Henry Cerdas got the idea to apply for the Barstool Fund after a customer brought it to his attention in December. Cerdas, who said he has a “shyness about asking for help,” had not asked for any support prior—not even governmental assistance. Cerdas eventually reached out to Barstool after his own funds were running low.

Robert Mercado, who has worked at Irazu for six years, takes orders from the growing line of customers at 11:30 a.m. Kaylie Slack
What used to be a dining room has now been converted into storage space and Henry Cerdas’ makeshift office. Kaylie Slack

“There didn’t seem to be a light at the end of the tunnel,” he said. “Hours would go by without any orders … [and] my own rainy-day fund was dwindling.”

Cerdas submitted his application the morning of Jan. 11, and that same afternoon he said he received a FaceTime call from Portnoy, the founder of Barstool Sports, awarding him the fund.

The fund has raised more than $27 million and received contributions from celebrities including Tom Brady, Aaron Rodgers, Kid Rock and Elon Musk, according to an article in the New York Post. Portnoy has not said how much he has given recipients of the fund, but said that small business owners usually request between $3,000 and $50,000, according to the Post.

Irazu prominently displays their Barstool banner on the front of their restaurant, gifted to them by Ben Beiss, CFO of HDR Print. Kaylie Slack

Cerdas, who did not disclose the amount of his award, said he plans to use it for property tax relief, promotion and advertising and to keep his staff on payroll.

Irazu has been featured in a multitude of local media outlets since receiving the fund, including NBC Chicago and Block Club Chicago. The restaurant has also gained significant support from social media including Twitter, with many Chicagoans encouraging people to place orders.

Irazu has also received positive support from the surrounding Bucktown neighborhood.

“I did not know the reaction would be so immense. They have come out in droves,” Cerdas said. “The city has risen to the challenge.”

Cerdas even had to deactivate the web platform where people can order food online on certain evenings due to an overwhelming number of orders.

Nelson Nava works at Irazu with his brother Fernando, both of whom have been with the restaurant for 12 years. Kaylie Slack
Beto Ruiz has worked at Irazu for 14 years and currently works in the restaurant’s kitchen. Kaylie Slack

While Cerdas is proud of and grateful for the Barstool Fund, and the neighborhood’s subsequent reaction, he acknowledged that the momentum will be hard to maintain.

“The fund will only work if orders come in,” he said. “We can’t operate without orders.”

Irazu is currently closed for dine-in despite the city’s new allowance for 25% indoor capacity in restaurants and bars. Cerdas said his first priority is the safety of his staff and hopes his employees can all receive vaccinations before customers are allowed back inside the restaurant.

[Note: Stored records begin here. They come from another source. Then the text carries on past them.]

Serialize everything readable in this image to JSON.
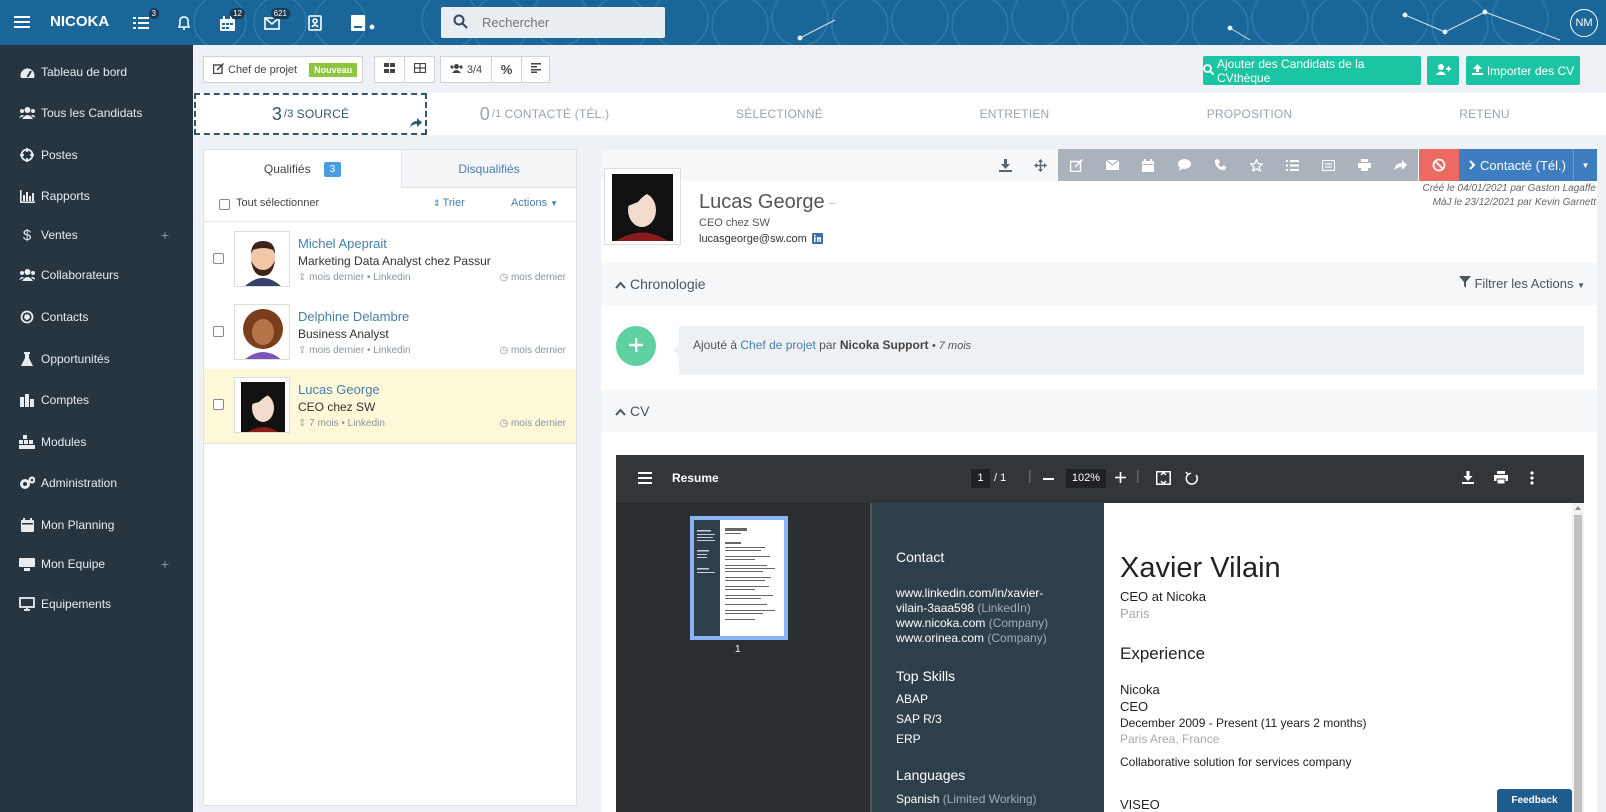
{
  "app": {
    "brand": "NICOKA",
    "user_initials": "NM",
    "search_placeholder": "Rechercher"
  },
  "topbar": {
    "badges": {
      "tasks": "3",
      "calendar": "12",
      "messages": "621"
    }
  },
  "sidebar": {
    "items": [
      {
        "label": "Tableau de bord",
        "icon": "dashboard-icon"
      },
      {
        "label": "Tous les Candidats",
        "icon": "users-icon"
      },
      {
        "label": "Postes",
        "icon": "crosshair-icon"
      },
      {
        "label": "Rapports",
        "icon": "bar-chart-icon"
      },
      {
        "label": "Ventes",
        "icon": "dollar-icon",
        "expandable": true
      },
      {
        "label": "Collaborateurs",
        "icon": "users-icon"
      },
      {
        "label": "Contacts",
        "icon": "target-icon"
      },
      {
        "label": "Opportunités",
        "icon": "flask-icon"
      },
      {
        "label": "Comptes",
        "icon": "building-icon"
      },
      {
        "label": "Modules",
        "icon": "modules-icon"
      },
      {
        "label": "Administration",
        "icon": "cogs-icon"
      },
      {
        "label": "Mon Planning",
        "icon": "calendar-icon"
      },
      {
        "label": "Mon Equipe",
        "icon": "team-icon",
        "expandable": true
      },
      {
        "label": "Equipements",
        "icon": "monitor-icon"
      }
    ],
    "plus": "+"
  },
  "toolbar": {
    "job_title": "Chef de projet",
    "job_badge": "Nouveau",
    "count_label": "3/4",
    "percent": "%",
    "add_from_cvtheque": "Ajouter des Candidats de la CVthèque",
    "import_cv": "Importer des CV"
  },
  "pipeline": {
    "stages": [
      {
        "count": "3",
        "total": "/3",
        "label": "SOURCÉ"
      },
      {
        "count": "0",
        "total": "/1",
        "label": "CONTACTÉ (TÉL.)"
      },
      {
        "label": "SÉLECTIONNÉ"
      },
      {
        "label": "ENTRETIEN"
      },
      {
        "label": "PROPOSITION"
      },
      {
        "label": "RETENU"
      }
    ]
  },
  "candidates_panel": {
    "tabs": {
      "qualified": "Qualifiés",
      "qualified_count": "3",
      "disqualified": "Disqualifiés"
    },
    "select_all": "Tout sélectionner",
    "sort": "Trier",
    "actions": "Actions",
    "list": [
      {
        "name": "Michel Apeprait",
        "job": "Marketing Data Analyst chez Passur",
        "meta": "mois dernier • Linkedin",
        "right": "mois dernier"
      },
      {
        "name": "Delphine Delambre",
        "job": "Business Analyst",
        "meta": "mois dernier • Linkedin",
        "right": "mois dernier"
      },
      {
        "name": "Lucas George",
        "job": "CEO chez SW",
        "meta": "7 mois • Linkedin",
        "right": "mois dernier",
        "selected": true
      }
    ]
  },
  "detail": {
    "status_button": "Contacté (Tél.)",
    "name": "Lucas George",
    "title": "CEO chez SW",
    "email": "lucasgeorge@sw.com",
    "created": "Créé le 04/01/2021 par Gaston Lagaffe",
    "updated": "MàJ le 23/12/2021 par Kevin Garnett",
    "chronology": "Chronologie",
    "filter_actions": "Filtrer les Actions",
    "event": {
      "prefix": "Ajouté à",
      "job": "Chef de projet",
      "by": "par",
      "author": "Nicoka Support",
      "when": "• 7 mois"
    },
    "cv": "CV"
  },
  "pdf": {
    "title": "Resume",
    "page": "1",
    "pages": "/ 1",
    "zoom": "102%",
    "thumb_label": "1",
    "left": {
      "contact_h": "Contact",
      "links": [
        {
          "text": "www.linkedin.com/in/xavier-",
          "note": ""
        },
        {
          "text": "vilain-3aaa598",
          "note": " (LinkedIn)"
        },
        {
          "text": "www.nicoka.com",
          "note": " (Company)"
        },
        {
          "text": "www.orinea.com",
          "note": " (Company)"
        }
      ],
      "skills_h": "Top Skills",
      "skills": [
        "ABAP",
        "SAP R/3",
        "ERP"
      ],
      "lang_h": "Languages",
      "lang": "Spanish",
      "lang_note": " (Limited Working)"
    },
    "right": {
      "name": "Xavier Vilain",
      "role": "CEO at Nicoka",
      "city": "Paris",
      "exp_h": "Experience",
      "company": "Nicoka",
      "position": "CEO",
      "dates": "December 2009 - Present (11 years 2 months)",
      "area": "Paris Area, France",
      "desc": "Collaborative solution for services company",
      "next": "VISEO"
    }
  },
  "feedback": "Feedback",
  "colors": {
    "topbar": "#1b6699",
    "sidebar": "#273541",
    "accent_green": "#1bc5a3",
    "status_blue": "#3d7dc0",
    "danger": "#ed6a62",
    "link": "#4a7dab"
  }
}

“Mitigating the risk for my staff, who [have] been with me for so long, is very important to me,” Cerdas said. “We are an absolute family.”

Irazu’s tortilla chips are made fresh, then packaged and paired with orders. Irazu’s chips and salsa run for $6. Kaylie Slack

Irazu is open for pickup and delivery Wednesday through Saturday from noon to 9 p.m. Orders can be placed through its website or by calling 773-252-5687.